I'm not ready to live in a world where Kenny Britt keeps his head on straight but can't produce on the football field.

The tip of my middle finger broke off while writing this article, leaving the bone exposed, but I'm not going to stop writing.

Admit it. Now that I mentioned the Saints DE, you're now unsure if the Browns TE is named Jordan Cameron or Cameron Jordan.

Have you checked out the Cowboys schedule? @SD, Den, Wash, @Phi, @Det, Min, @NO, BYE, @NYG, Oak, @Chi, GB, @Wash. Lots can change over the course of an NFL season, but it's hard to find a way to spin that schedule as anything but a dream for owners of Tony Romo and Dez Bryant. Of course, I suppose we can say that about anyone playing in the NFC East. This is why I'm bullish on all Giants despite the egg they just laid.

How do any defenders ever bite on a play-fake from Peyton Manning? Every Broncos run is a gift to the defense - you want them to run.

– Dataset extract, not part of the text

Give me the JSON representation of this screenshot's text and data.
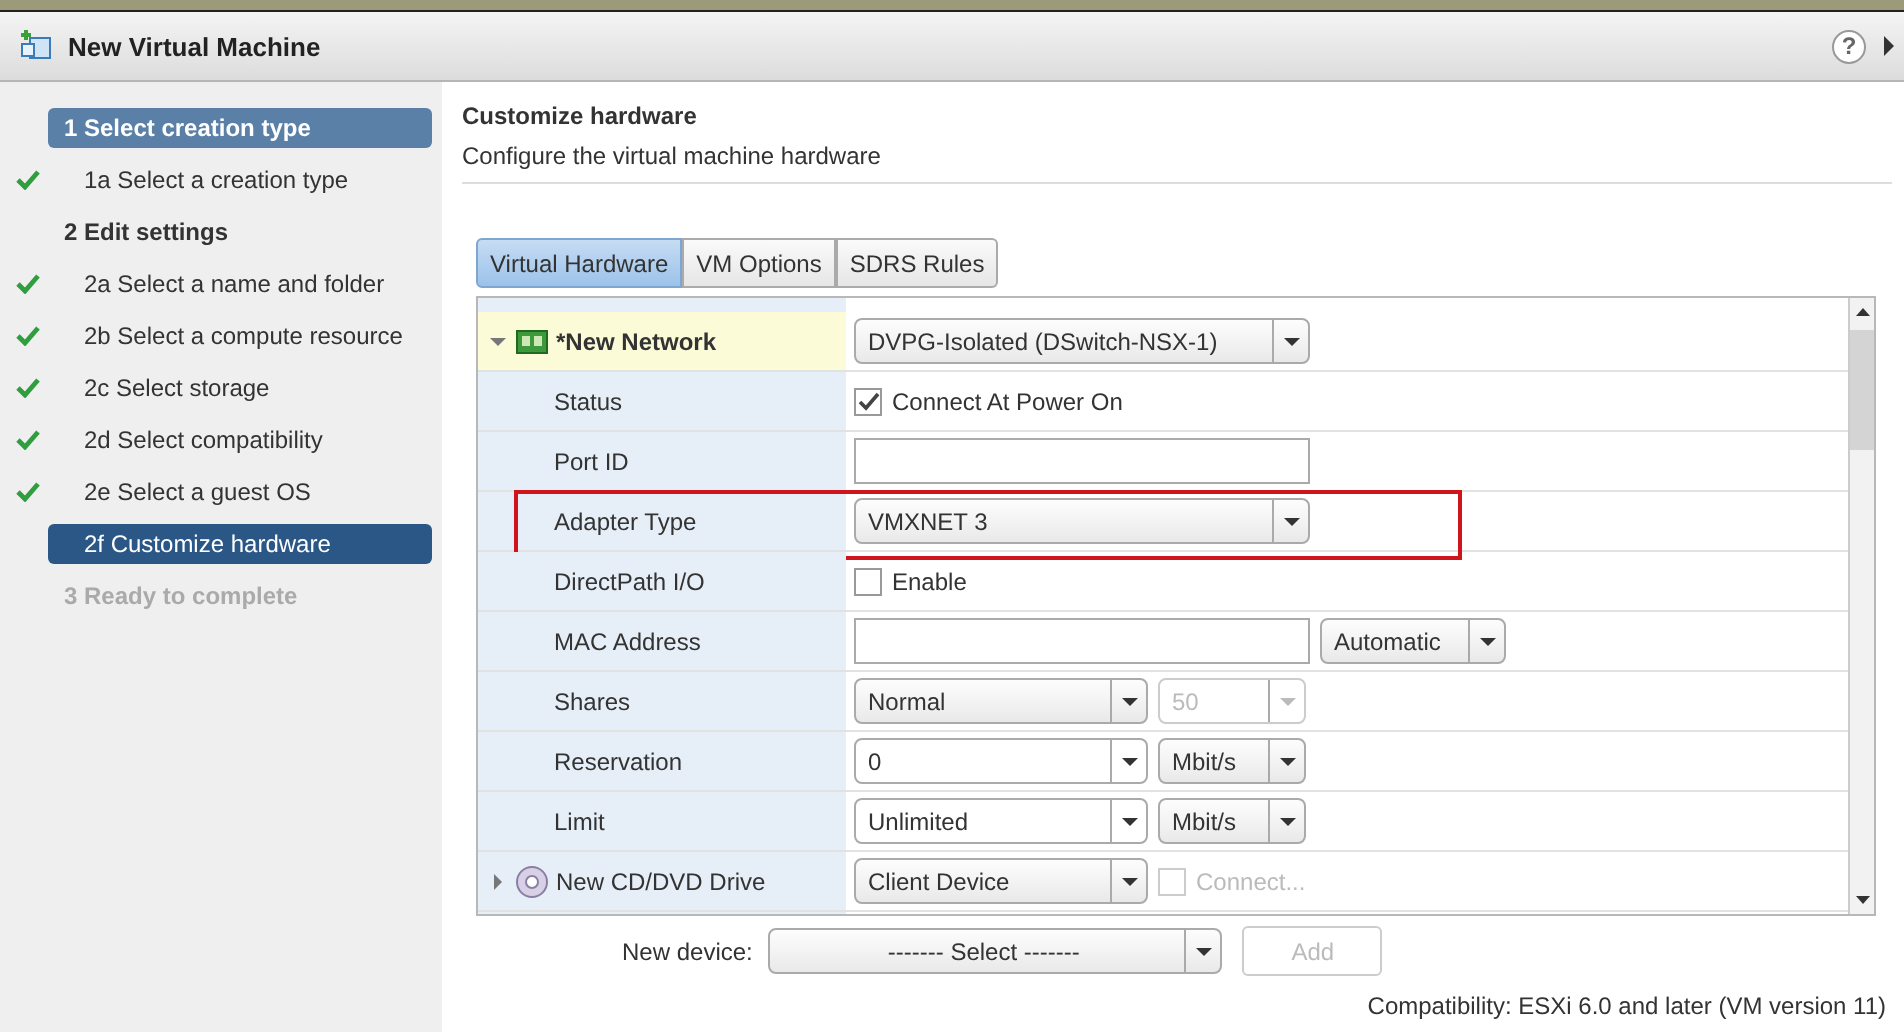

Yet two Raiders crashed the line as Peyton faked a handoff, leaving nobody within 7 yards of Eric Decker for an early touchdown. Inexcusably stupid.

I'm not buying Santonio Holmes off one good game against a Bills secondary without three starters - that will be Holmes' best game of the season. I am buying Stephen Hill and Bilal Powell, though. Hill is a weekly fantasy starter as a WR3 in most formats, and Powell is the rare feature back with Christopher Ivory hurt again. Their upside isn't huge on the Jets, but you need floor in your lineup sometimes, too.

The Packers didn't have a 100-yard rusher in about 5,435 games before James Starks and Johnathan Franklin both did it in a backup role in successive weeks. Oddly, I think this bodes well for Eddie Lacy. The Packers look like they can run-block and they prefer one back, not RBBC. As he gets healthy after the Packers Week 4 bye, expect Lacy to keep the feature role and to finish as a top-10 fantasy running back. I wouldn't trade him for Ray Rice.

For me, Jason Snelling is an RB2 for as long as Steven Jackson is sidelined. If it's even close to a 50/50 timeshare with Jacquizz Rodgers, as it has been, then Snelling will get the better of it because his size ensures he's the better goal line option.

Peyton Manning has been nearly perfect through three weeks and it's not going to change. The Broncos not only play in the AFC West (with the bad Raiders and Chargers defenses, discussed above) but they also face the NFC East this year. I'm not selling high, here - I'm holding, even targeting, all Broncos. Heck, I might hold Matt Prater through the Broncos bye - he's going to lead the NFL in scoring, perhaps by a wide sum.

The Broncos and Seahawks are 3-0 ATS, while the Jaguars are 0-3. I'm sure Vegas is getting killed on all three teams; let's see if Vegas adjusts.

Follow me on Twitter, @MarkStopa, and don't forget to submit fantasy questions to me on Twitter via hashtag #stopalawfirm. I will give away five Rotowire subscriptions (one year) over the course of the NFL season to those who submit such questions. The first winner will be announced in next week's article, here.